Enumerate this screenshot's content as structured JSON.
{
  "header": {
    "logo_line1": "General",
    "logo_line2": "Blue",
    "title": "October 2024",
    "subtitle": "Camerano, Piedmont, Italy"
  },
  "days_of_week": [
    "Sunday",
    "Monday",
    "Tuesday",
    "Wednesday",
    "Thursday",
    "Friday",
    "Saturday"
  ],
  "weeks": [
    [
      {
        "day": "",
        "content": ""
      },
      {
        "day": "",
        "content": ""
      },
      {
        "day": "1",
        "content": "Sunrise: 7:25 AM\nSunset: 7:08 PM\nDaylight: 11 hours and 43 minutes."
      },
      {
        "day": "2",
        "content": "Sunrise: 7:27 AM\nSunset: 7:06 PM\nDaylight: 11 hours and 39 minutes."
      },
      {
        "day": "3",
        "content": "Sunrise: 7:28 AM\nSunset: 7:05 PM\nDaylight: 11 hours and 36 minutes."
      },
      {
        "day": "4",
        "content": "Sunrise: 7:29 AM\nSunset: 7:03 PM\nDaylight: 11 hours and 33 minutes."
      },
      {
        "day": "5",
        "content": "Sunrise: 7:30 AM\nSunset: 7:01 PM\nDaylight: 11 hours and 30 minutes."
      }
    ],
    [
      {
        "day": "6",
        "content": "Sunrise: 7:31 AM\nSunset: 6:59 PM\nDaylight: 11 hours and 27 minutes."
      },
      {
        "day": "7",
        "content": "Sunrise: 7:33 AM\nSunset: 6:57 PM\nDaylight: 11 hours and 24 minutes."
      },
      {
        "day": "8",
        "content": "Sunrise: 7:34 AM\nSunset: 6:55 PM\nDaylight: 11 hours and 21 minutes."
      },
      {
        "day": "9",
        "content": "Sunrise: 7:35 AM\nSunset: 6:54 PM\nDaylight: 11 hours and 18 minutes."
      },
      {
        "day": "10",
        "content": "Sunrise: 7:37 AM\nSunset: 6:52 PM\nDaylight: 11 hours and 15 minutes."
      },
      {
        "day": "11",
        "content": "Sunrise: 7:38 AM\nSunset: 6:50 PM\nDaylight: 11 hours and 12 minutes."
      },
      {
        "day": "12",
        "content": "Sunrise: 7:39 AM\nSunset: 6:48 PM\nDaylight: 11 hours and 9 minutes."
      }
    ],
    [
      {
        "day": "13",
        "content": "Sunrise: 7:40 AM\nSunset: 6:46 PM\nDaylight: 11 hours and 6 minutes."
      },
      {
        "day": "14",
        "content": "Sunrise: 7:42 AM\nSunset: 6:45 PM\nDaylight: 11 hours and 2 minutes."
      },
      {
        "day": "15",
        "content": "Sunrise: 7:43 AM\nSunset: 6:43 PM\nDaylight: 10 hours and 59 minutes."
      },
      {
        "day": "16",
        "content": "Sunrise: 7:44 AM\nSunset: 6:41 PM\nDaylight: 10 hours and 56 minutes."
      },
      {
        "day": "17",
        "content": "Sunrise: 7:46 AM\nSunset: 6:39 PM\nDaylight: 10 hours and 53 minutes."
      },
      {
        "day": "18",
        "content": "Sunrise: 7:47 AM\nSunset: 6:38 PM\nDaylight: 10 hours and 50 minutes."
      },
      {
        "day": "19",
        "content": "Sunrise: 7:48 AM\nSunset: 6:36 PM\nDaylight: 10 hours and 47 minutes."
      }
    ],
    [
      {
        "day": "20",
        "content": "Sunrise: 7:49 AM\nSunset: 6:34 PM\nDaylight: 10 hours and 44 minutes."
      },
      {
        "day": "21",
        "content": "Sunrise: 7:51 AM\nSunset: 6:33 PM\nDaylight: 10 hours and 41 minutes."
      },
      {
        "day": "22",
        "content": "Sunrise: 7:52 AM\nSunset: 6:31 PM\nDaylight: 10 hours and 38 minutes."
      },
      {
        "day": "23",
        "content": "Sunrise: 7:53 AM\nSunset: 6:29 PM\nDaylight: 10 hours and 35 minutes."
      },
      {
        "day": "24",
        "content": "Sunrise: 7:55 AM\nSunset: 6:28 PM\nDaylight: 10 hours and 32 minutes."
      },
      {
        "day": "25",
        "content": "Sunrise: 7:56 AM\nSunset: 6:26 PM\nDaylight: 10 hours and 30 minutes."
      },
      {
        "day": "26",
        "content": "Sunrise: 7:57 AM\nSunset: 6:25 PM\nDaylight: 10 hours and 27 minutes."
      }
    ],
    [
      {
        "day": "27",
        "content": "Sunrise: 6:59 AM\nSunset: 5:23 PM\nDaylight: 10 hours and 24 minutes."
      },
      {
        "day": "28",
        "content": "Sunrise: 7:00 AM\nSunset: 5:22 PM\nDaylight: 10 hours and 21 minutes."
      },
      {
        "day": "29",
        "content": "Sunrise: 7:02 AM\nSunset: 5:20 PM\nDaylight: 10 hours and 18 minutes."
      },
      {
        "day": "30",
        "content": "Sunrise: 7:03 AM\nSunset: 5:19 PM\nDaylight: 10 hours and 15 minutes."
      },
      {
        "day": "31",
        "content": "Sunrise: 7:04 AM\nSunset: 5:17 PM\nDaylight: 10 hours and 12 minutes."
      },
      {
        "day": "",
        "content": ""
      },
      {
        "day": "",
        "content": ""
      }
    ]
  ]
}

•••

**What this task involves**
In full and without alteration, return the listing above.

**Task answer**
Enumerate this screenshot's content as structured JSON.
{
  "header": {
    "logo_line1": "General",
    "logo_line2": "Blue",
    "title": "October 2024",
    "subtitle": "Camerano, Piedmont, Italy"
  },
  "days_of_week": [
    "Sunday",
    "Monday",
    "Tuesday",
    "Wednesday",
    "Thursday",
    "Friday",
    "Saturday"
  ],
  "weeks": [
    [
      {
        "day": "",
        "content": ""
      },
      {
        "day": "",
        "content": ""
      },
      {
        "day": "1",
        "content": "Sunrise: 7:25 AM\nSunset: 7:08 PM\nDaylight: 11 hours and 43 minutes."
      },
      {
        "day": "2",
        "content": "Sunrise: 7:27 AM\nSunset: 7:06 PM\nDaylight: 11 hours and 39 minutes."
      },
      {
        "day": "3",
        "content": "Sunrise: 7:28 AM\nSunset: 7:05 PM\nDaylight: 11 hours and 36 minutes."
      },
      {
        "day": "4",
        "content": "Sunrise: 7:29 AM\nSunset: 7:03 PM\nDaylight: 11 hours and 33 minutes."
      },
      {
        "day": "5",
        "content": "Sunrise: 7:30 AM\nSunset: 7:01 PM\nDaylight: 11 hours and 30 minutes."
      }
    ],
    [
      {
        "day": "6",
        "content": "Sunrise: 7:31 AM\nSunset: 6:59 PM\nDaylight: 11 hours and 27 minutes."
      },
      {
        "day": "7",
        "content": "Sunrise: 7:33 AM\nSunset: 6:57 PM\nDaylight: 11 hours and 24 minutes."
      },
      {
        "day": "8",
        "content": "Sunrise: 7:34 AM\nSunset: 6:55 PM\nDaylight: 11 hours and 21 minutes."
      },
      {
        "day": "9",
        "content": "Sunrise: 7:35 AM\nSunset: 6:54 PM\nDaylight: 11 hours and 18 minutes."
      },
      {
        "day": "10",
        "content": "Sunrise: 7:37 AM\nSunset: 6:52 PM\nDaylight: 11 hours and 15 minutes."
      },
      {
        "day": "11",
        "content": "Sunrise: 7:38 AM\nSunset: 6:50 PM\nDaylight: 11 hours and 12 minutes."
      },
      {
        "day": "12",
        "content": "Sunrise: 7:39 AM\nSunset: 6:48 PM\nDaylight: 11 hours and 9 minutes."
      }
    ],
    [
      {
        "day": "13",
        "content": "Sunrise: 7:40 AM\nSunset: 6:46 PM\nDaylight: 11 hours and 6 minutes."
      },
      {
        "day": "14",
        "content": "Sunrise: 7:42 AM\nSunset: 6:45 PM\nDaylight: 11 hours and 2 minutes."
      },
      {
        "day": "15",
        "content": "Sunrise: 7:43 AM\nSunset: 6:43 PM\nDaylight: 10 hours and 59 minutes."
      },
      {
        "day": "16",
        "content": "Sunrise: 7:44 AM\nSunset: 6:41 PM\nDaylight: 10 hours and 56 minutes."
      },
      {
        "day": "17",
        "content": "Sunrise: 7:46 AM\nSunset: 6:39 PM\nDaylight: 10 hours and 53 minutes."
      },
      {
        "day": "18",
        "content": "Sunrise: 7:47 AM\nSunset: 6:38 PM\nDaylight: 10 hours and 50 minutes."
      },
      {
        "day": "19",
        "content": "Sunrise: 7:48 AM\nSunset: 6:36 PM\nDaylight: 10 hours and 47 minutes."
      }
    ],
    [
      {
        "day": "20",
        "content": "Sunrise: 7:49 AM\nSunset: 6:34 PM\nDaylight: 10 hours and 44 minutes."
      },
      {
        "day": "21",
        "content": "Sunrise: 7:51 AM\nSunset: 6:33 PM\nDaylight: 10 hours and 41 minutes."
      },
      {
        "day": "22",
        "content": "Sunrise: 7:52 AM\nSunset: 6:31 PM\nDaylight: 10 hours and 38 minutes."
      },
      {
        "day": "23",
        "content": "Sunrise: 7:53 AM\nSunset: 6:29 PM\nDaylight: 10 hours and 35 minutes."
      },
      {
        "day": "24",
        "content": "Sunrise: 7:55 AM\nSunset: 6:28 PM\nDaylight: 10 hours and 32 minutes."
      },
      {
        "day": "25",
        "content": "Sunrise: 7:56 AM\nSunset: 6:26 PM\nDaylight: 10 hours and 30 minutes."
      },
      {
        "day": "26",
        "content": "Sunrise: 7:57 AM\nSunset: 6:25 PM\nDaylight: 10 hours and 27 minutes."
      }
    ],
    [
      {
        "day": "27",
        "content": "Sunrise: 6:59 AM\nSunset: 5:23 PM\nDaylight: 10 hours and 24 minutes."
      },
      {
        "day": "28",
        "content": "Sunrise: 7:00 AM\nSunset: 5:22 PM\nDaylight: 10 hours and 21 minutes."
      },
      {
        "day": "29",
        "content": "Sunrise: 7:02 AM\nSunset: 5:20 PM\nDaylight: 10 hours and 18 minutes."
      },
      {
        "day": "30",
        "content": "Sunrise: 7:03 AM\nSunset: 5:19 PM\nDaylight: 10 hours and 15 minutes."
      },
      {
        "day": "31",
        "content": "Sunrise: 7:04 AM\nSunset: 5:17 PM\nDaylight: 10 hours and 12 minutes."
      },
      {
        "day": "",
        "content": ""
      },
      {
        "day": "",
        "content": ""
      }
    ]
  ]
}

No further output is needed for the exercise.